Cameron lowered the flag for the dead king of Saudi Arabia...

But will he do the same honour for little Aylan Kurdi, asks Robert Fisk
Our leaders lack courage in this refugee crisis. We are shamed by our European neighbours

Our leaders lack courage in this refugee crisis. We are shamed by our European neighbours

Humanity must be at the heart of politics, says Jeremy Corbyn
Joe Biden's 'tease tour': Could the US Vice-President be testing the water for a presidential run?

Joe Biden's 'tease tour'

Could the US Vice-President be testing the water for a presidential run?
Britain's 24-hour culture: With the 'leisured society' a distant dream we're working longer and less regular hours than ever

Britain's 24-hour culture

With the 'leisured society' a distant dream we're working longer and less regular hours than ever
8 best children's clocks

Tick-tock: 8 best children's clocks

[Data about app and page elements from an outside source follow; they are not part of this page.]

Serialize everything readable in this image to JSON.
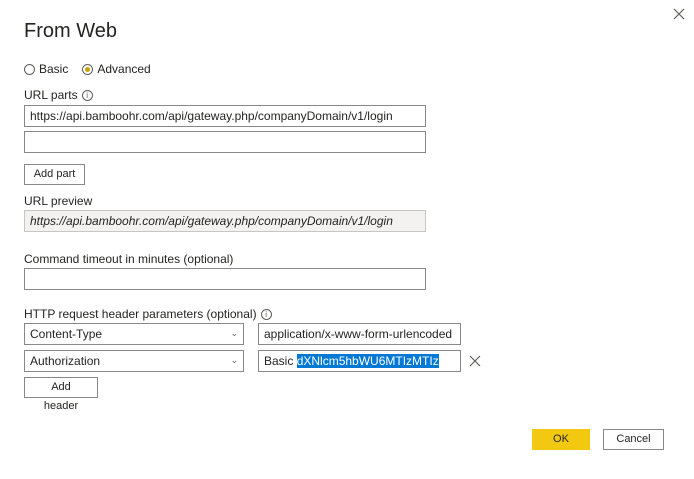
{
  "dialog": {
    "title": "From Web",
    "close_icon": "close-icon"
  },
  "mode": {
    "basic_label": "Basic",
    "advanced_label": "Advanced",
    "selected": "Advanced"
  },
  "url_parts": {
    "label": "URL parts",
    "part1_value": "https://api.bamboohr.com/api/gateway.php/companyDomain/v1/login",
    "part2_value": "",
    "add_part_label": "Add part"
  },
  "url_preview": {
    "label": "URL preview",
    "value": "https://api.bamboohr.com/api/gateway.php/companyDomain/v1/login"
  },
  "timeout": {
    "label": "Command timeout in minutes (optional)",
    "value": ""
  },
  "headers": {
    "label": "HTTP request header parameters (optional)",
    "rows": [
      {
        "name": "Content-Type",
        "value": "application/x-www-form-urlencoded"
      },
      {
        "name": "Authorization",
        "value_prefix": "Basic ",
        "value_selected": "dXNlcm5hbWU6MTIzMTIz"
      }
    ],
    "add_header_label": "Add header"
  },
  "footer": {
    "ok_label": "OK",
    "cancel_label": "Cancel"
  },
  "colors": {
    "accent": "#f2c811",
    "selection": "#0078d4"
  }
}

Whether you’re teaching them to tell the time or putting the finishing touches to a nursery, there’s a ticker for that
Isis profits from destruction of antiquities by selling relics to dealers - and then blowing up the buildings they come from to conceal the evidence of looting

How Isis profits from destruction of antiquities

Robert Fisk on the terrorist group's manipulation of the market to increase the price of artefacts
Labour leadership: Andy Burnham urges Jeremy Corbyn voters to think again in last-minute plea

'If we lose touch we’ll end up with two decades of the Tories'

In an exclusive interview, Andy Burnham urges Jeremy Corbyn voters to think again in last-minute plea
Tunisia fears its Arab Spring could be reversed as the new regime becomes as intolerant of dissent as its predecessor

The Arab Spring reversed

Tunisian protesters fear that a new law will whitewash corrupt businessmen and officials, but they are finding that the new regime is becoming as intolerant of dissent as its predecessor
King Arthur: Legendary figure was real and lived most of his life in Strathclyde, academic claims

Academic claims King Arthur was real - and reveals where he lived

Dr Andrew Breeze says the legendary figure did exist – but was a general, not a king
Who is Oliver Bonas and how has he captured middle-class hearts?

Who is Oliver Bonas?

It's the first high-street store to pay its staff the living wage, and it saw out the recession in style
Earth has 'lost more than half its trees' since humans first started cutting them down

Axe-wielding Man fells half the world’s trees – leaving us just 422 each

However, the number of trees may be eight times higher than previously thought
60 years of Scalextric: Model cars are now stuffed with as much tech as real ones

60 years of Scalextric

Model cars are now stuffed with as much tech as real ones
Theme parks continue to draw in thrill-seekers despite the risks - so why are we so addicted?

Why are we addicted to theme parks?

Now that Banksy has unveiled his own dystopian version, Christopher Beanland considers the ups and downs of our endless quest for amusement
Tourism in Iran: The country will soon be opening up again after years of isolation

Iran is opening up again to tourists

After years of isolation, Iran is reopening its embassies abroad. Soon, there'll be the chance for the adventurous to holiday there
10 best PS4 games

10 best PS4 games

Can’t wait for the new round of blockbusters due out this autumn? We played through last year’s offering